Segment Start: Data supplied

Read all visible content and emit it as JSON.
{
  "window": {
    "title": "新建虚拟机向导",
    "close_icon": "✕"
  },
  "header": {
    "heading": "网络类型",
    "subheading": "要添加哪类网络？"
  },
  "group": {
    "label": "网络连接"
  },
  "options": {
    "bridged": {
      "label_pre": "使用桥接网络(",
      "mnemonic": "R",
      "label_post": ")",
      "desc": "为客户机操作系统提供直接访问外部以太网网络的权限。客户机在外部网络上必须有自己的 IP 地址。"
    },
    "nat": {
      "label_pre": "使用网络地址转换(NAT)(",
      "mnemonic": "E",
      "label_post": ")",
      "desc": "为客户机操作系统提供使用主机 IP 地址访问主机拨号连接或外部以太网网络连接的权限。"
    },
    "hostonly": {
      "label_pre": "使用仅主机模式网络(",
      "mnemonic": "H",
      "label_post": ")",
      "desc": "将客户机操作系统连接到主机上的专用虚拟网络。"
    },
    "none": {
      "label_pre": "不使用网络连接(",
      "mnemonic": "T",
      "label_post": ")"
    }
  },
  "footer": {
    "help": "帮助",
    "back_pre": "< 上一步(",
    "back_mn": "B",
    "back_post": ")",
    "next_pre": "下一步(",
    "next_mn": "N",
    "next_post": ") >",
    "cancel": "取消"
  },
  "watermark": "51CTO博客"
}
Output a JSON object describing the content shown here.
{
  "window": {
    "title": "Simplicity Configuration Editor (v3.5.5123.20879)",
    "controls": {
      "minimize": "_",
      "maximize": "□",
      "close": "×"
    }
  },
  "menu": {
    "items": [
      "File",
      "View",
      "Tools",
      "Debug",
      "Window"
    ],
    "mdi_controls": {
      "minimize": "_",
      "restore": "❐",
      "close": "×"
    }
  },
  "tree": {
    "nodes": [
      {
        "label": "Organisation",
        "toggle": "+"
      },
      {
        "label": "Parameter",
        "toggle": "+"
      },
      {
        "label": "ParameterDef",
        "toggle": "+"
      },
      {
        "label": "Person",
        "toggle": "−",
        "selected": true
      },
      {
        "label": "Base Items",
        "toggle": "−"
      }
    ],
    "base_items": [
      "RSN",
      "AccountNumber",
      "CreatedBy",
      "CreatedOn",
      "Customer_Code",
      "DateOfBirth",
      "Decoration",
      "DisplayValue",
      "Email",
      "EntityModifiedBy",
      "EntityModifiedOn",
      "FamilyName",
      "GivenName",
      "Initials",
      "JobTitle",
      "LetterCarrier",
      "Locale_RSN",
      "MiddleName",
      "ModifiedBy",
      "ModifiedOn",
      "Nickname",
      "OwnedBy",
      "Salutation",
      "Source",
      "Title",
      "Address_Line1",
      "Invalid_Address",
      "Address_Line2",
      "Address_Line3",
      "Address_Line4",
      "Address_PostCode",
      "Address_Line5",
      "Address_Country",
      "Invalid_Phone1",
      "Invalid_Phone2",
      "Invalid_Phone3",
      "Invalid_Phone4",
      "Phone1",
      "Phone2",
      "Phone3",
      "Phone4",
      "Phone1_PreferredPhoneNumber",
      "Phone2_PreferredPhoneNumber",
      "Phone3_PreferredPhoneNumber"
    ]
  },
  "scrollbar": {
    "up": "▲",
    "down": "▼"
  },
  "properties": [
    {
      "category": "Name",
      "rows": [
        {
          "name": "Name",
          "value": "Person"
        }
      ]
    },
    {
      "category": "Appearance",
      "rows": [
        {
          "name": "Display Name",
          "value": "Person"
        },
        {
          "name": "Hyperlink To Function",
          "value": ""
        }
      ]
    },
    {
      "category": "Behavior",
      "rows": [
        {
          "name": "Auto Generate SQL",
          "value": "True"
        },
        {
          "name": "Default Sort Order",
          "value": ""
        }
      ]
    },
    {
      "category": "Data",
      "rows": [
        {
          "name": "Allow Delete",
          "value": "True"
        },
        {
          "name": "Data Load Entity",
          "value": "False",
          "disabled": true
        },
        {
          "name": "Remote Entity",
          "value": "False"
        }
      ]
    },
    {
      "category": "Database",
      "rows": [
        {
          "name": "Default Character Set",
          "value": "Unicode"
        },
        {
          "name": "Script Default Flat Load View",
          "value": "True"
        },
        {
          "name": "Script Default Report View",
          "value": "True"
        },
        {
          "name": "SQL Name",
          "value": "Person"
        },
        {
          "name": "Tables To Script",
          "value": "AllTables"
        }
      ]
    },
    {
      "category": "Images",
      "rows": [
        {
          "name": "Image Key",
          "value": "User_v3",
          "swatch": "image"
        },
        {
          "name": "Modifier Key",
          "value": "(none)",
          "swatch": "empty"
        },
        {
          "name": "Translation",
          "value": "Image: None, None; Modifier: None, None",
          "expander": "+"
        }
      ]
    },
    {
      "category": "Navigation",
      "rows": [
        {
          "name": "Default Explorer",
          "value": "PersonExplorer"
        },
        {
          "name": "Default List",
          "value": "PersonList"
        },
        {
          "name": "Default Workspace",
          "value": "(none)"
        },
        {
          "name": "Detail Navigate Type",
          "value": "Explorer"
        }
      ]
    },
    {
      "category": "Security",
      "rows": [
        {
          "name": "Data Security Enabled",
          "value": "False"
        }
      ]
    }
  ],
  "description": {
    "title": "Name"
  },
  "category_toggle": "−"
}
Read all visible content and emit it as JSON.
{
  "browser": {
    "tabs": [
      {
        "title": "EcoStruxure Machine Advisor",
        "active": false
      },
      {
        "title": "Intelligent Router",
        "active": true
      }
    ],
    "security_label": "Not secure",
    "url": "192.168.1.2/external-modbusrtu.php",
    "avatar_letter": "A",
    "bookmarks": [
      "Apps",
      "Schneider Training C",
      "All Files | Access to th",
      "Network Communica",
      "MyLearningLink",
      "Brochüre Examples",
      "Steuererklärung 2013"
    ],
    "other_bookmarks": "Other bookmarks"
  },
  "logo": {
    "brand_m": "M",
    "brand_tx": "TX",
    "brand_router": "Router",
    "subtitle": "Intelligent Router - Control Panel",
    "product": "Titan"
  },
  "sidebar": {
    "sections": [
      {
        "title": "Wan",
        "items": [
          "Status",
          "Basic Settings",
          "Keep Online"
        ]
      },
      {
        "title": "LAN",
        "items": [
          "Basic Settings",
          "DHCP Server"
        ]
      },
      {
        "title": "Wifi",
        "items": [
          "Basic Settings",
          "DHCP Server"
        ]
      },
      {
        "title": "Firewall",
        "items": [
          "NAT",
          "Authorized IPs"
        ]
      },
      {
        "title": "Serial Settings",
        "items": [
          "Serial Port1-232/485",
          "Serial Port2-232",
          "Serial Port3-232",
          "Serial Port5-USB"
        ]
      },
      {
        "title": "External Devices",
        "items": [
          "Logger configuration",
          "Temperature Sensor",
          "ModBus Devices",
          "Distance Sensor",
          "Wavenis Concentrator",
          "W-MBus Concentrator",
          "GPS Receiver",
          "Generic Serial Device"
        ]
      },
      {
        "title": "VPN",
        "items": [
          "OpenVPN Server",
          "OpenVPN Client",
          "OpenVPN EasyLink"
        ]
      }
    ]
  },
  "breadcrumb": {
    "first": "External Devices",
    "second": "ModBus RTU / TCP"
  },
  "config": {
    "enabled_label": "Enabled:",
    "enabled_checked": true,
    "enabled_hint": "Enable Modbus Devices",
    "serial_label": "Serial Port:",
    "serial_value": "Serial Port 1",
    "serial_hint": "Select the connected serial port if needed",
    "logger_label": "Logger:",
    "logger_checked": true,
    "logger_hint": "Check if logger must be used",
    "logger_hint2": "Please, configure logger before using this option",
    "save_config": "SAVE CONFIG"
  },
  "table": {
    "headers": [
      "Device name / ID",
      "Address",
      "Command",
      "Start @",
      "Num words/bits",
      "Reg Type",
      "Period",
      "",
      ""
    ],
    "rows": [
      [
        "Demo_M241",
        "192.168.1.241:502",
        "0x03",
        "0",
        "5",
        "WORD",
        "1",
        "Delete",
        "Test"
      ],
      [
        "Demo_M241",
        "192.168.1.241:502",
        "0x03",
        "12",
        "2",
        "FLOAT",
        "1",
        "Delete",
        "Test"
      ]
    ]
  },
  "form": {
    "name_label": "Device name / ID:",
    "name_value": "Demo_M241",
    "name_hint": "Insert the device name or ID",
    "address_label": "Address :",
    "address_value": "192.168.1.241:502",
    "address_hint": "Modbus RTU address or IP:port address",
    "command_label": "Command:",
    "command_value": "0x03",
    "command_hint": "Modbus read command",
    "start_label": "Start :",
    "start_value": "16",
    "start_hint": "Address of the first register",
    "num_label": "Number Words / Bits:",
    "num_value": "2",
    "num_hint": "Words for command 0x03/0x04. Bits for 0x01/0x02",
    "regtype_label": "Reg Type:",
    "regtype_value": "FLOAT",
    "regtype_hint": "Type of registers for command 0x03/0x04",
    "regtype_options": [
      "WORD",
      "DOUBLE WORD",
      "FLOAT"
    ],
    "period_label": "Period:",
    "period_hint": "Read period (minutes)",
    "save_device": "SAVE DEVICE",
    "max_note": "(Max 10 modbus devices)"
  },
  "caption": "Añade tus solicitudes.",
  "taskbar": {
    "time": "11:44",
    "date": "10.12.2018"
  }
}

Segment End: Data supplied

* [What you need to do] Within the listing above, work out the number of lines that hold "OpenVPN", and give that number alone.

* [Your response] 3